Dr. Luis Sánchez-López is a UC President’s Postdoctoral Fellow at UCLA.
Dr. Sánchez-López is a Zapotec scholar who was born in Tlacolula, Oaxaca. He earned a Ph.D. in Latin American History at the University of California, San Diego. He is a member of the Critical Latinx Indigeneities Working Group and co-founder of the Oaxacan College Initiative, a community-based project that aims to increase the number of Indigenous Oaxacan students in college.
He can be reached at email@example.com
Dr. Sánchez-López’s research interests include race, Indigeneity, settler colonialism, state violence, customary law, autonomy, and social movements. He is currently working on a book manuscript, The Value of Native Bodies: Indigeneity and the Logic of Elimination in Mexico, that examines how statesmen in southern Mexico facilitated the transition from classic to settler colonialism in the nineteenth century by incorporating Indigenous customs into the republican legal code.
The Value of Native Bodies: Indigeneity and the Logic of Elimination in Mexico, book manuscript under contract with University of Arizona Press (Critical Issues in Indigenous Studies Series).
“Settler Cities, Native Pueblos: Settler Colonial Geographies in Latin America,” article manuscript in progress.
“Policing the Pueblo: Vagrancy and Indigenous Citizenship in Oaxaca, 1848-1876,” article manuscript under review.
“Learning from the Paisanos: Coming to Consciousness in Zapotec L.A.” Latino Studies 15, no. 2 (2017): 242-246.
Review of We Are the Face of Oaxaca: Testimony and Social Movements, by Lynn Stephen. Biography 37, no. 3 (2014): 830-832.
(Co-Authored) “Future Academics of Color in Dialogue: A Candid Q&A on Adjusting to the Cultural, Social and Professional Rigor of Academia.” In Beginning a Career in Academia: A Guide for Graduate Students of Color.
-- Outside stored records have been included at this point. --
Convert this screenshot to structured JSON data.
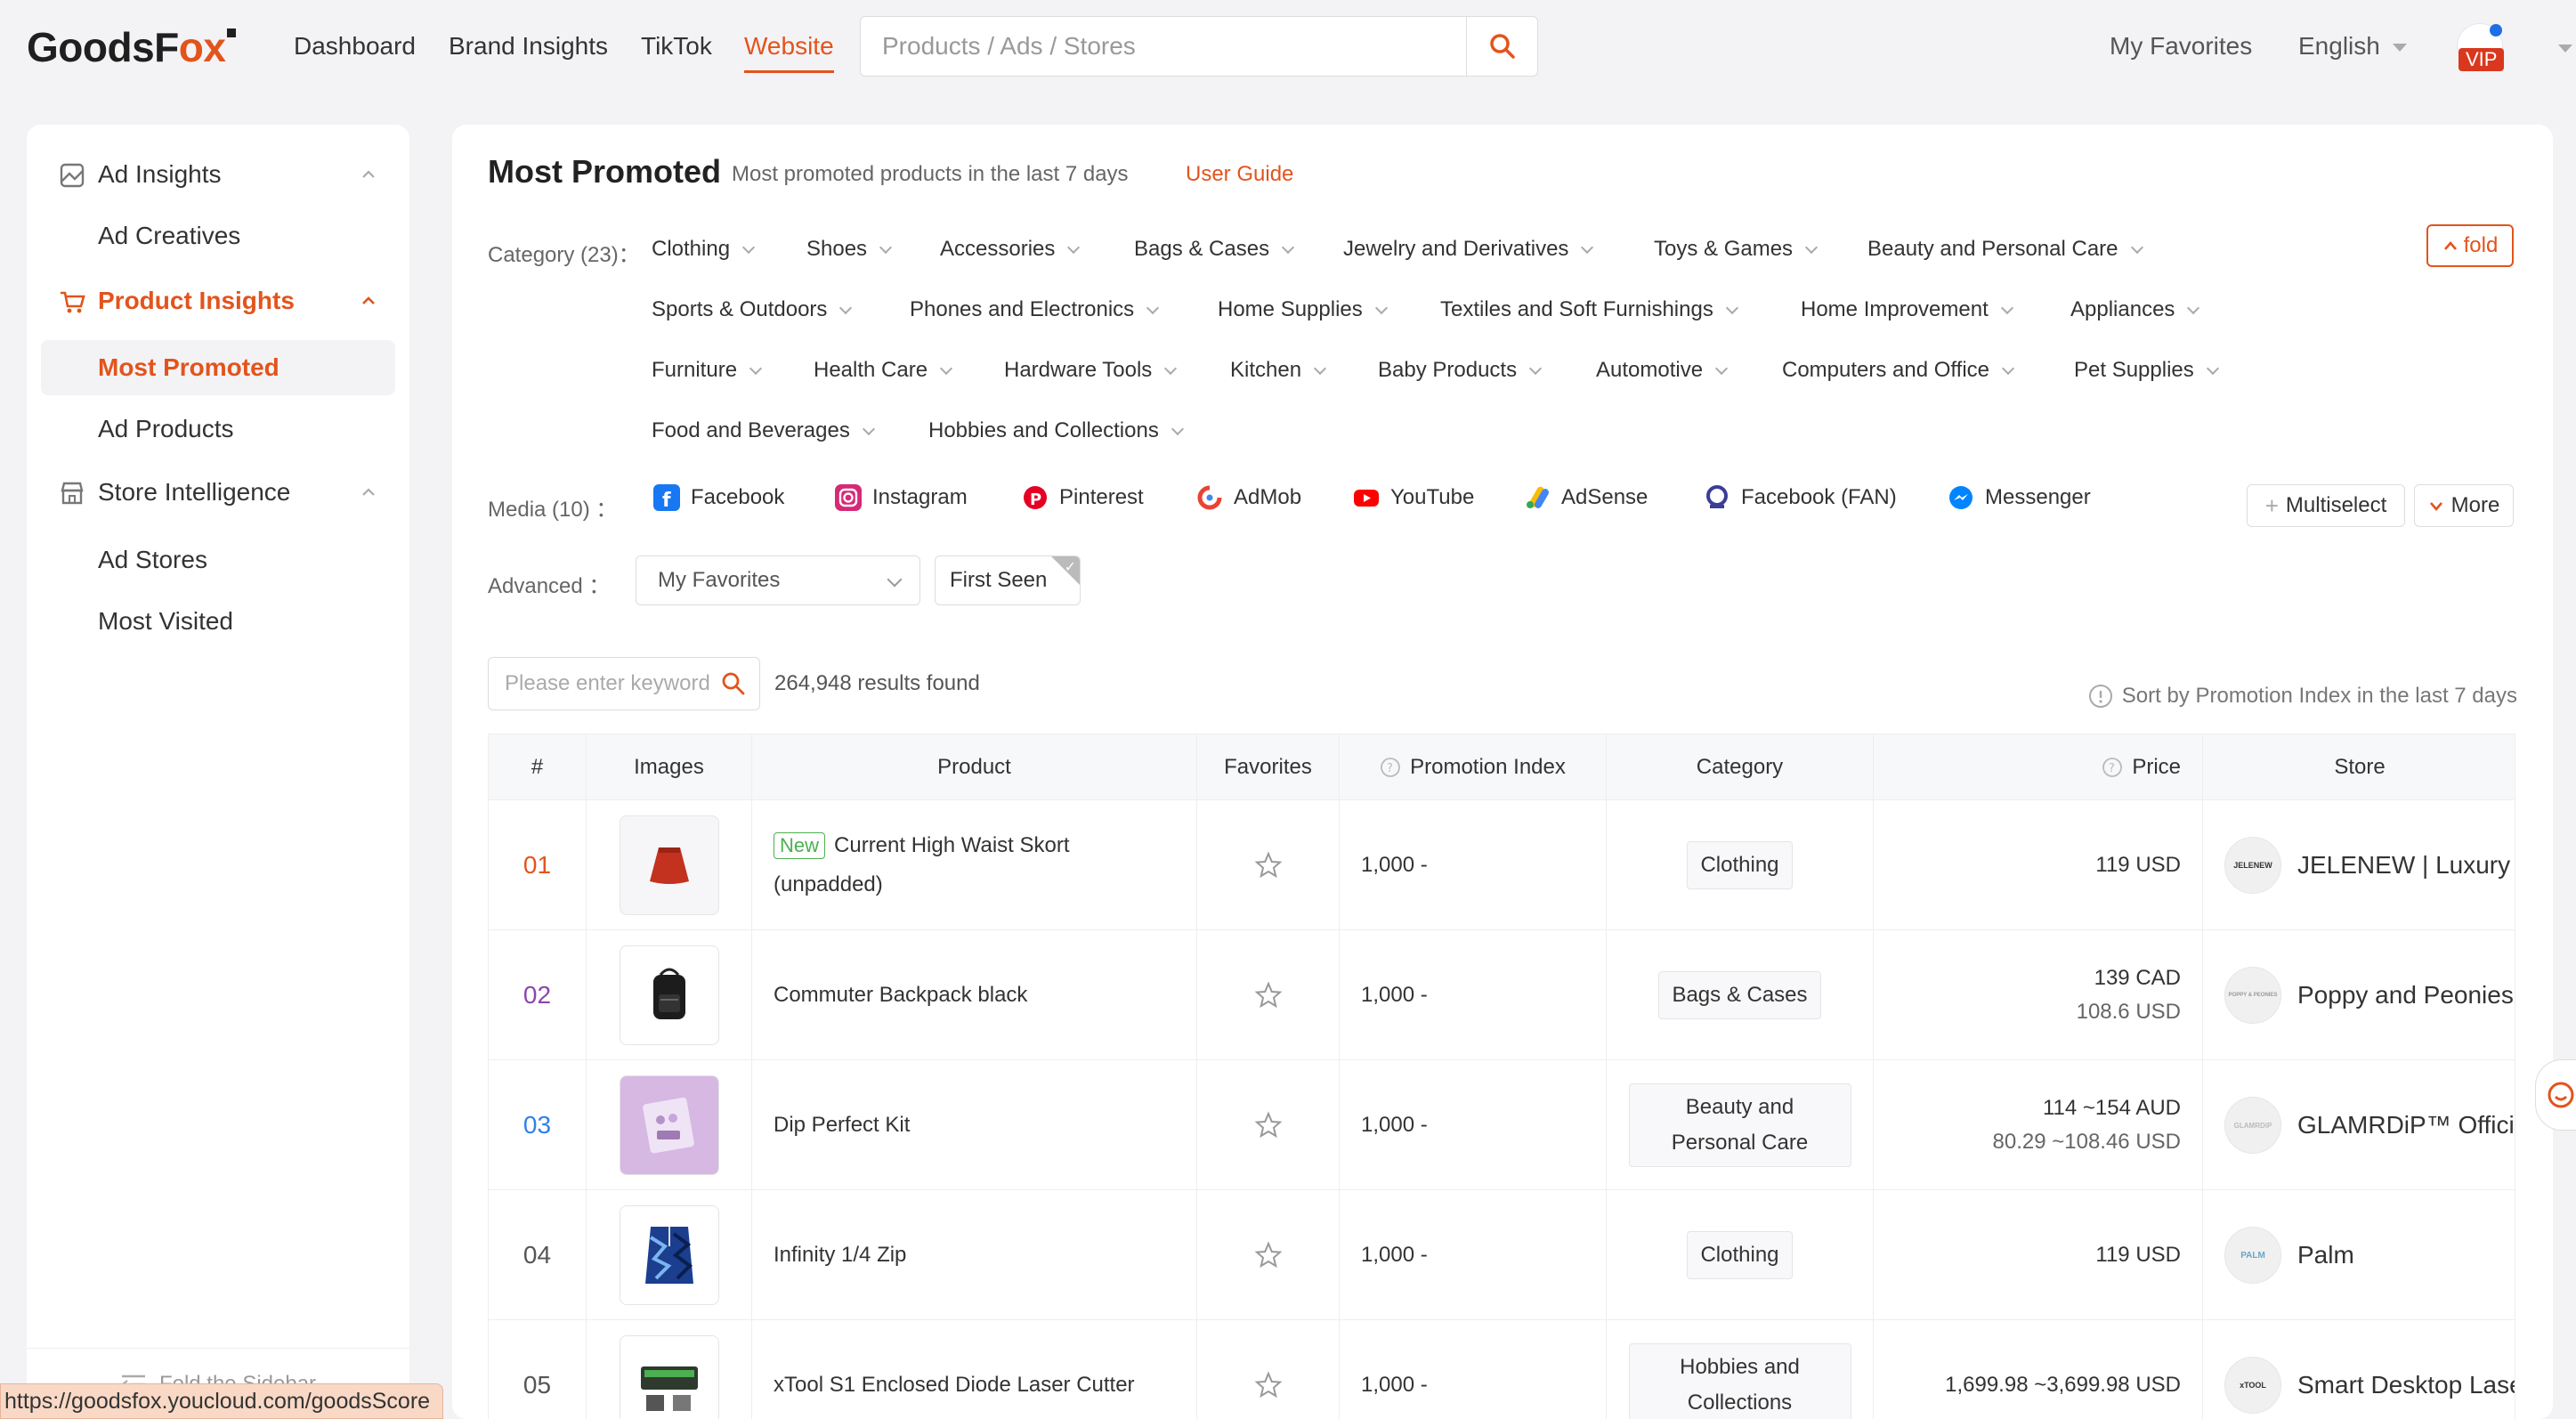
{
  "brand": {
    "name_start": "GoodsF",
    "name_ox": "ox"
  },
  "nav": {
    "dashboard": "Dashboard",
    "brand_insights": "Brand Insights",
    "tiktok": "TikTok",
    "website": "Website"
  },
  "search": {
    "placeholder": "Products / Ads / Stores"
  },
  "topright": {
    "favorites": "My Favorites",
    "language": "English",
    "vip": "VIP"
  },
  "sidebar": {
    "ad_insights": "Ad Insights",
    "ad_creatives": "Ad Creatives",
    "product_insights": "Product Insights",
    "most_promoted": "Most Promoted",
    "ad_products": "Ad Products",
    "store_intelligence": "Store Intelligence",
    "ad_stores": "Ad Stores",
    "most_visited": "Most Visited",
    "fold": "Fold the Sidebar"
  },
  "status_url": "https://goodsfox.youcloud.com/goodsScore",
  "page": {
    "title": "Most Promoted",
    "subtitle": "Most promoted products in the last 7 days",
    "guide": "User Guide",
    "category_label": "Category (23)：",
    "fold": "fold",
    "media_label": "Media (10) ：",
    "advanced_label": "Advanced ：",
    "advanced_select": "My Favorites",
    "first_seen": "First Seen",
    "keyword_placeholder": "Please enter keywords",
    "results": "264,948 results found",
    "sort": "Sort by Promotion Index in the last 7 days",
    "multiselect": "Multiselect",
    "more": "More"
  },
  "categories": [
    "Clothing",
    "Shoes",
    "Accessories",
    "Bags & Cases",
    "Jewelry and Derivatives",
    "Toys & Games",
    "Beauty and Personal Care",
    "Sports & Outdoors",
    "Phones and Electronics",
    "Home Supplies",
    "Textiles and Soft Furnishings",
    "Home Improvement",
    "Appliances",
    "Furniture",
    "Health Care",
    "Hardware Tools",
    "Kitchen",
    "Baby Products",
    "Automotive",
    "Computers and Office",
    "Pet Supplies",
    "Food and Beverages",
    "Hobbies and Collections"
  ],
  "media": [
    "Facebook",
    "Instagram",
    "Pinterest",
    "AdMob",
    "YouTube",
    "AdSense",
    "Facebook (FAN)",
    "Messenger"
  ],
  "table": {
    "headers": [
      "#",
      "Images",
      "Product",
      "Favorites",
      "Promotion Index",
      "Category",
      "Price",
      "Store"
    ],
    "rows": [
      {
        "rank": "01",
        "tag": "New",
        "product": "Current High Waist Skort (unpadded)",
        "index": "1,000 -",
        "category": "Clothing",
        "price1": "119 USD",
        "price2": "",
        "store_logo": "JELENEW",
        "store": "JELENEW | Luxury H",
        "rank_color": "#e2541c"
      },
      {
        "rank": "02",
        "tag": "",
        "product": "Commuter Backpack black",
        "index": "1,000 -",
        "category": "Bags & Cases",
        "price1": "139 CAD",
        "price2": "108.6 USD",
        "store_logo": "POPPY & PEONIES",
        "store": "Poppy and Peonies",
        "rank_color": "#8e44ad"
      },
      {
        "rank": "03",
        "tag": "",
        "product": "Dip Perfect Kit",
        "index": "1,000 -",
        "category": "Beauty and Personal Care",
        "price1": "114 ~154 AUD",
        "price2": "80.29 ~108.46 USD",
        "store_logo": "GLAMRDiP",
        "store": "GLAMRDiP™ Official",
        "rank_color": "#2f80ed"
      },
      {
        "rank": "04",
        "tag": "",
        "product": "Infinity 1/4 Zip",
        "index": "1,000 -",
        "category": "Clothing",
        "price1": "119 USD",
        "price2": "",
        "store_logo": "PALM",
        "store": "Palm",
        "rank_color": "#555555"
      },
      {
        "rank": "05",
        "tag": "",
        "product": "xTool S1 Enclosed Diode Laser Cutter",
        "index": "1,000 -",
        "category": "Hobbies and Collections",
        "price1": "1,699.98 ~3,699.98 USD",
        "price2": "",
        "store_logo": "xTOOL",
        "store": "Smart Desktop Lase",
        "rank_color": "#555555"
      }
    ]
  },
  "colors": {
    "accent": "#e2541c",
    "vip": "#d9381e",
    "new_tag": "#4caf50"
  }
}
Edited by Dwayne A. Mack, Elwood Watson, and Michelle Madsen Camacho, 89-100. New York: Routledge, 2014.
“Oaxacalifornia en Califaztlán: Descolonizando la idea de lo indígena.” El Tequio no. 8 (2010): 6-7.
Introduction to Comparative Ethnic Studies
Introduction to Chicanx and Latinx Studies
Immigration & Citizenship
History of Latinxs in California
History of Latin America
History of the Mexican Revolution
Interdisciplinary Critical Writing